One signal elicits thousands of answers

Nov 10, 2006

Cell signaling mechanisms often transmit information via protein modifications, most importantly the reversible attachment of phosphate, the so-called protein phosphorylation. Researchers at the Max Planck Institute of Biochemistry ...

Model aids understanding of protein networks

Jun 25, 2007

An international team of researchers, including several from MIT, has developed a computational model that helps identify relationships between proteins and the enzymes that regulate them.

Casting the molecular net

Jun 14, 2007

Scientists at the Samuel Lunenfeld Research Institute of Mount Sinai Hospital (Canada), European Molecular Biology Laboratory (Germany), and Massachusetts Institute of Technology (USA) have created a new computational method ...

Recommended for you

Growing a blood vessel in a week

Oct 24, 2014

The technology for creating new tissues from stem cells has taken a giant leap forward.
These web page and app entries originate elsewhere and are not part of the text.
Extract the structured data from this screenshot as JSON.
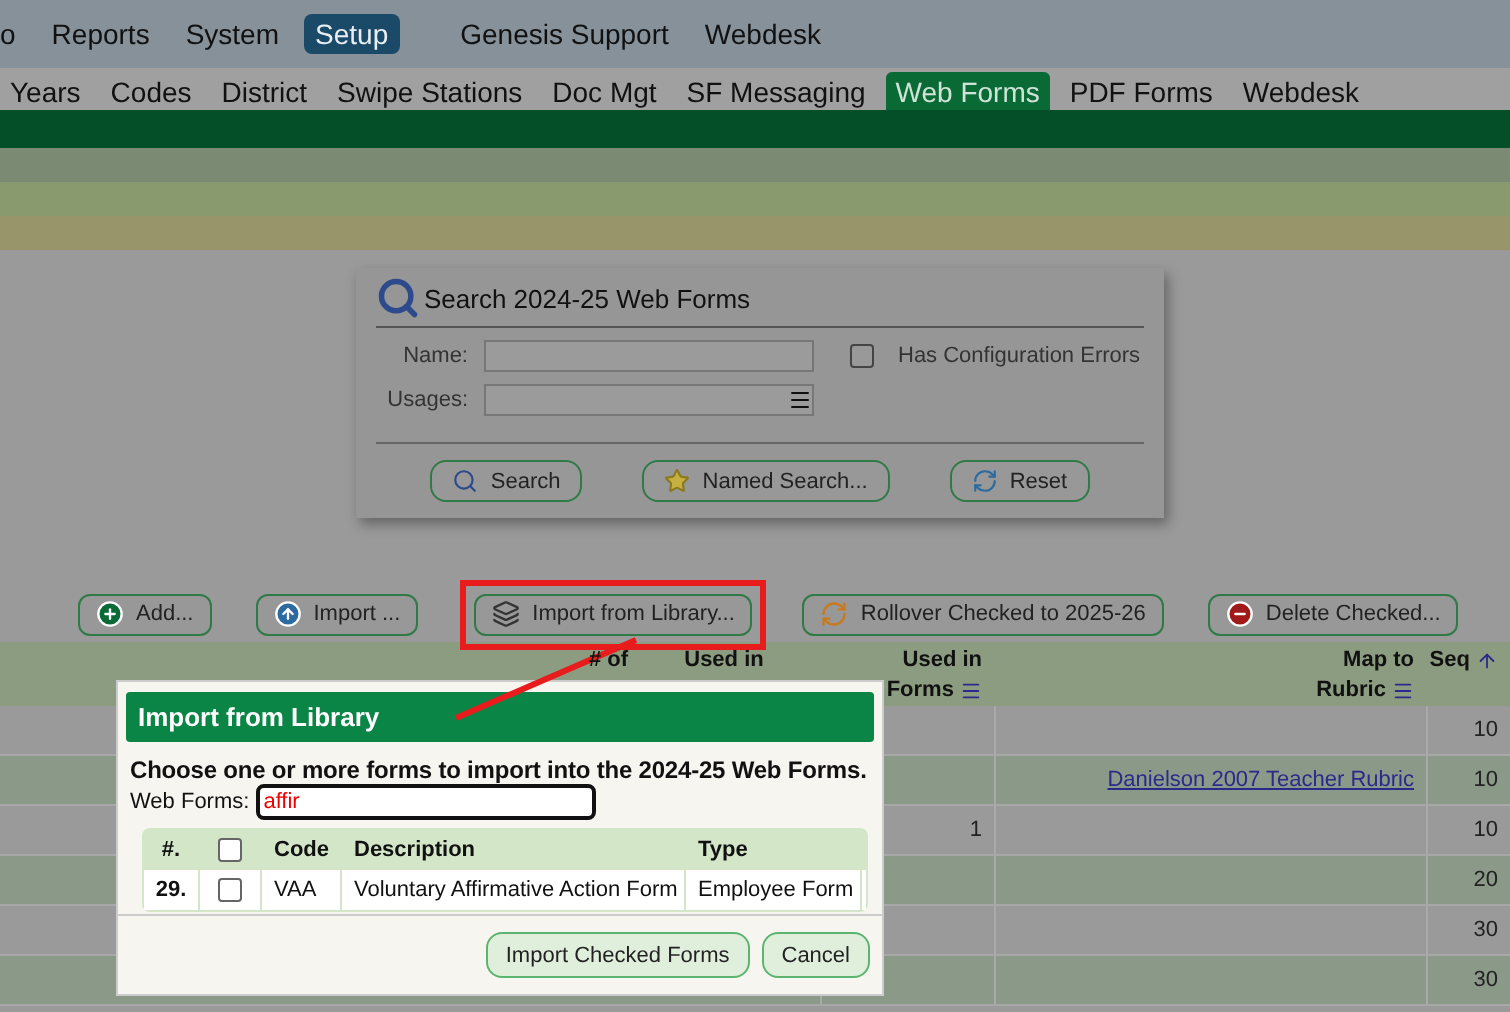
{
  "top_menu": [
    {
      "label": "o",
      "selected": false
    },
    {
      "label": "Reports",
      "selected": false
    },
    {
      "label": "System",
      "selected": false
    },
    {
      "label": "Setup",
      "selected": true
    },
    {
      "label": "Genesis Support",
      "selected": false
    },
    {
      "label": "Webdesk",
      "selected": false
    }
  ],
  "tabs": [
    {
      "label": "Years",
      "selected": false
    },
    {
      "label": "Codes",
      "selected": false
    },
    {
      "label": "District",
      "selected": false
    },
    {
      "label": "Swipe Stations",
      "selected": false
    },
    {
      "label": "Doc Mgt",
      "selected": false
    },
    {
      "label": "SF Messaging",
      "selected": false
    },
    {
      "label": "Web Forms",
      "selected": true
    },
    {
      "label": "PDF Forms",
      "selected": false
    },
    {
      "label": "Webdesk",
      "selected": false
    }
  ],
  "search_panel": {
    "title": "Search 2024-25 Web Forms",
    "name_label": "Name:",
    "usages_label": "Usages:",
    "config_errors": {
      "label": "Has Configuration Errors",
      "checked": false
    },
    "buttons": [
      "Search",
      "Named Search...",
      "Reset"
    ]
  },
  "actions": [
    {
      "label": "Add...",
      "highlighted": false
    },
    {
      "label": "Import ...",
      "highlighted": false
    },
    {
      "label": "Import from Library...",
      "highlighted": true
    },
    {
      "label": "Rollover Checked to 2025-26",
      "highlighted": false
    },
    {
      "label": "Delete Checked...",
      "highlighted": false
    }
  ],
  "table": {
    "columns": [
      {
        "lines": [
          "# of"
        ],
        "menu": false,
        "sorted": false
      },
      {
        "lines": [
          "Used in"
        ],
        "menu": false,
        "sorted": false
      },
      {
        "lines": [
          "Used in",
          "Forms"
        ],
        "menu": true,
        "sorted": false
      },
      {
        "lines": [
          "Map to",
          "Rubric"
        ],
        "menu": true,
        "sorted": false
      },
      {
        "lines": [
          "Seq"
        ],
        "menu": false,
        "sorted": true
      }
    ],
    "rows": [
      {
        "forms": "",
        "rubric": "",
        "seq": "10"
      },
      {
        "forms": "",
        "rubric": "Danielson 2007 Teacher Rubric",
        "seq": "10"
      },
      {
        "forms": "1",
        "rubric": "",
        "seq": "10"
      },
      {
        "forms": "",
        "rubric": "",
        "seq": "20"
      },
      {
        "forms": "",
        "rubric": "",
        "seq": "30"
      },
      {
        "forms": "",
        "rubric": "",
        "seq": "30"
      }
    ]
  },
  "dialog": {
    "title": "Import from Library",
    "instruction": "Choose one or more forms to import into the 2024-25 Web Forms.",
    "filter_label": "Web Forms:",
    "filter_value": "affir",
    "columns": [
      "#.",
      "Code",
      "Description",
      "Type"
    ],
    "header_checked": false,
    "rows": [
      {
        "number": "29.",
        "checked": false,
        "code": "VAA",
        "description": "Voluntary Affirmative Action Form",
        "type": "Employee Form"
      }
    ],
    "buttons": [
      "Import Checked Forms",
      "Cancel"
    ]
  }
}
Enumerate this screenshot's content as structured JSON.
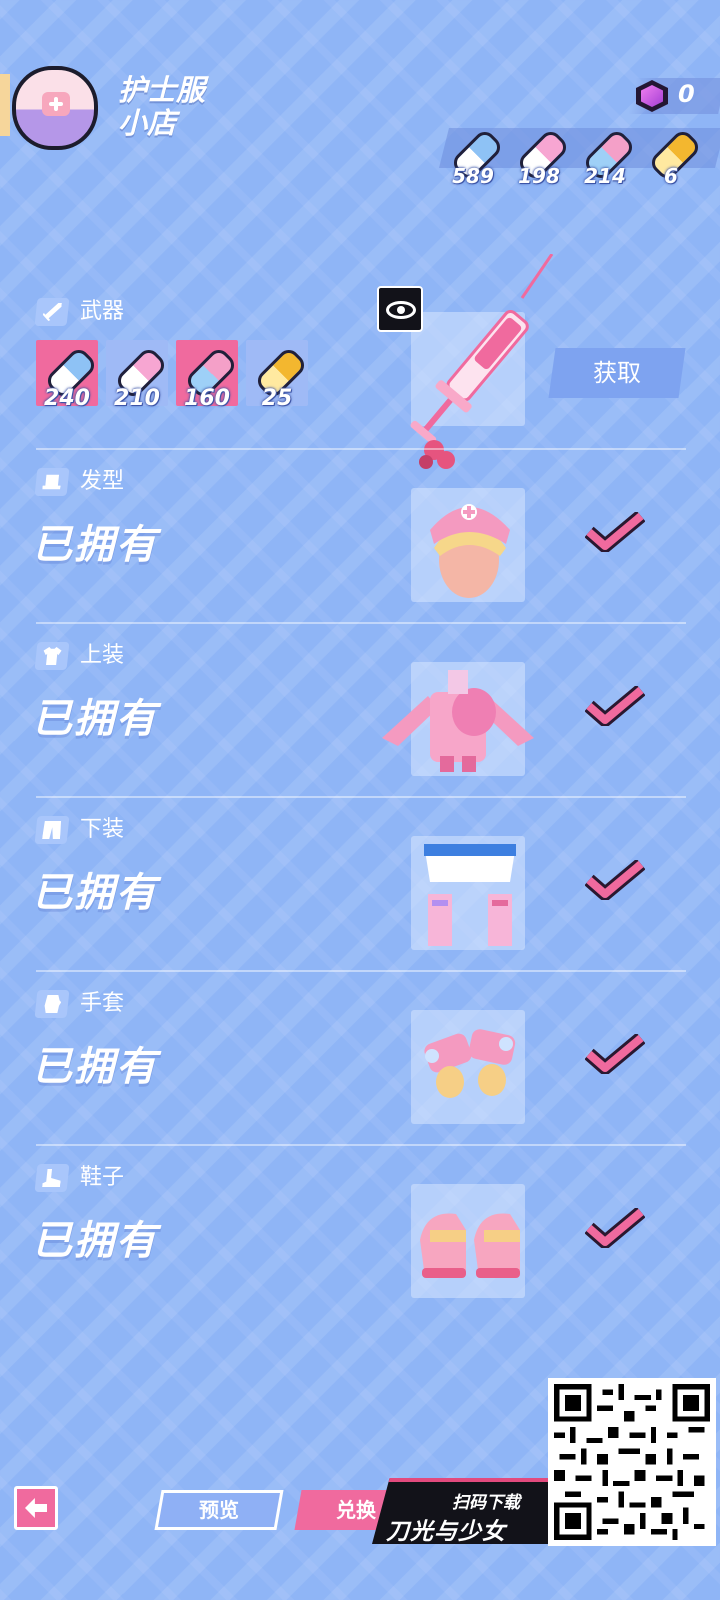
{
  "shop": {
    "title": "护士服\n小店"
  },
  "currency": {
    "gem_count": "0",
    "pills": [
      {
        "color": "blue",
        "amount": "589"
      },
      {
        "color": "pink",
        "amount": "198"
      },
      {
        "color": "pinkblue",
        "amount": "214"
      },
      {
        "color": "gold",
        "amount": "6"
      }
    ]
  },
  "weapon": {
    "category": "武器",
    "costs": [
      "240",
      "210",
      "160",
      "25"
    ],
    "acquire_label": "获取"
  },
  "items": [
    {
      "category": "发型",
      "status": "已拥有"
    },
    {
      "category": "上装",
      "status": "已拥有"
    },
    {
      "category": "下装",
      "status": "已拥有"
    },
    {
      "category": "手套",
      "status": "已拥有"
    },
    {
      "category": "鞋子",
      "status": "已拥有"
    }
  ],
  "bottom_bar": {
    "preview_label": "预览",
    "exchange_label": "兑换",
    "promo_scan": "扫码下载",
    "promo_name": "刀光与少女"
  },
  "colors": {
    "accent_pink": "#f06a9e",
    "background": "#8fb5f6"
  }
}
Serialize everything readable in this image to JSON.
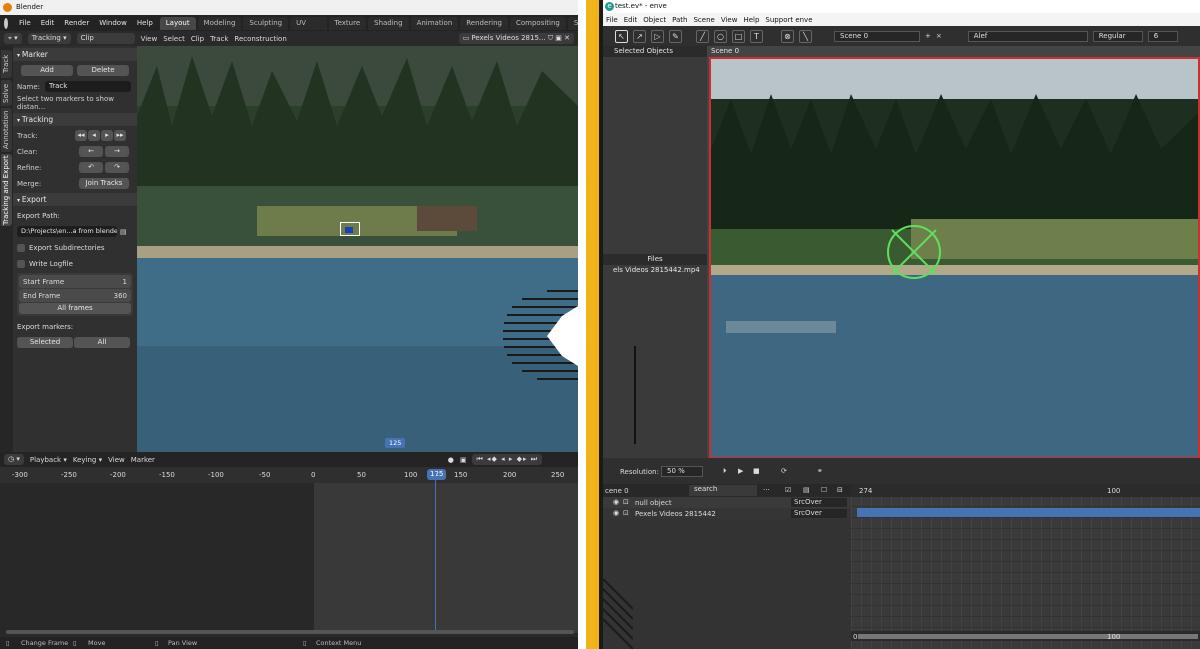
{
  "blender": {
    "title": "Blender",
    "menu": [
      "File",
      "Edit",
      "Render",
      "Window",
      "Help"
    ],
    "workspaces": [
      "Layout",
      "Modeling",
      "Sculpting",
      "UV Editing",
      "Texture Paint",
      "Shading",
      "Animation",
      "Rendering",
      "Compositing",
      "Scripti"
    ],
    "header": {
      "mode": "Tracking",
      "view_mode": "Clip",
      "menus": [
        "View",
        "Select",
        "Clip",
        "Track",
        "Reconstruction"
      ],
      "clip_name": "Pexels Videos 2815..."
    },
    "side_tabs": [
      "Track",
      "Solve",
      "Annotation",
      "Tracking and Export"
    ],
    "marker": {
      "title": "Marker",
      "add": "Add",
      "delete": "Delete",
      "name_label": "Name:",
      "name_value": "Track",
      "hint": "Select two markers to show distan..."
    },
    "tracking": {
      "title": "Tracking",
      "track_label": "Track:",
      "clear_label": "Clear:",
      "refine_label": "Refine:",
      "merge_label": "Merge:",
      "join_tracks": "Join Tracks"
    },
    "export": {
      "title": "Export",
      "path_label": "Export Path:",
      "path_value": "D:\\Projects\\en...a from blender\\",
      "export_subdirs": "Export Subdirectories",
      "write_logfile": "Write Logfile",
      "start_label": "Start Frame",
      "start_value": "1",
      "end_label": "End Frame",
      "end_value": "360",
      "all_frames": "All frames",
      "markers_label": "Export markers:",
      "selected": "Selected",
      "all": "All"
    },
    "frame_marker": "125",
    "timeline": {
      "menus": [
        "Playback",
        "Keying",
        "View",
        "Marker"
      ],
      "ruler": [
        "-300",
        "-250",
        "-200",
        "-150",
        "-100",
        "-50",
        "0",
        "50",
        "100",
        "125",
        "150",
        "200",
        "250"
      ],
      "current": "125"
    },
    "status": [
      "Change Frame",
      "Move",
      "Pan View",
      "Context Menu"
    ]
  },
  "enve": {
    "title": "test.ev* - enve",
    "menu": [
      "File",
      "Edit",
      "Object",
      "Path",
      "Scene",
      "View",
      "Help",
      "Support enve"
    ],
    "scene_field": "Scene 0",
    "font_field": "Alef",
    "style_field": "Regular",
    "size_field": "6",
    "selected_objects": "Selected Objects",
    "files": "Files",
    "file_item": "els Videos 2815442.mp4",
    "viewport_tab": "Scene 0",
    "resolution_label": "Resolution:",
    "resolution_value": "50 %",
    "scene_tree": {
      "scene": "cene 0",
      "search": "search",
      "rows": [
        {
          "name": "null object",
          "blend": "SrcOver"
        },
        {
          "name": "Pexels Videos 2815442",
          "blend": "SrcOver"
        }
      ]
    },
    "timeline_labels": {
      "start": "274",
      "mid": "100",
      "bottom_start": "0",
      "bottom_mid": "100"
    }
  },
  "colors": {
    "accent_blue": "#4772b3",
    "track_green": "#5ee05e",
    "viewport_border": "#c93030",
    "divider_yellow": "#f0b31a"
  }
}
Three tablespoons of blood are all that is needed to grow a brand new blood vessel in just seven days. This is shown ...

Testing time for stem cells

Oct 24, 2014

DefiniGEN is one of the first commercial opportunities to arise from Cambridge's expertise in stem cell research. Here, we look at some of the fundamental research that enables it to supply liver and pancreatic ...

Team finds key signaling pathway in cause of preeclampsia

Oct 23, 2014

A team of researchers led by a Wayne State University School of Medicine associate professor of obstetrics and gynecology has published findings that provide novel insight into the cause of preeclampsia, the leading cause ...

Rapid test to diagnose severe sepsis

Oct 23, 2014

A new test, developed by University of British Columbia researchers, could help physicians predict within an hour if a patient will develop severe sepsis so they can begin treatment immediately.

User comments : 0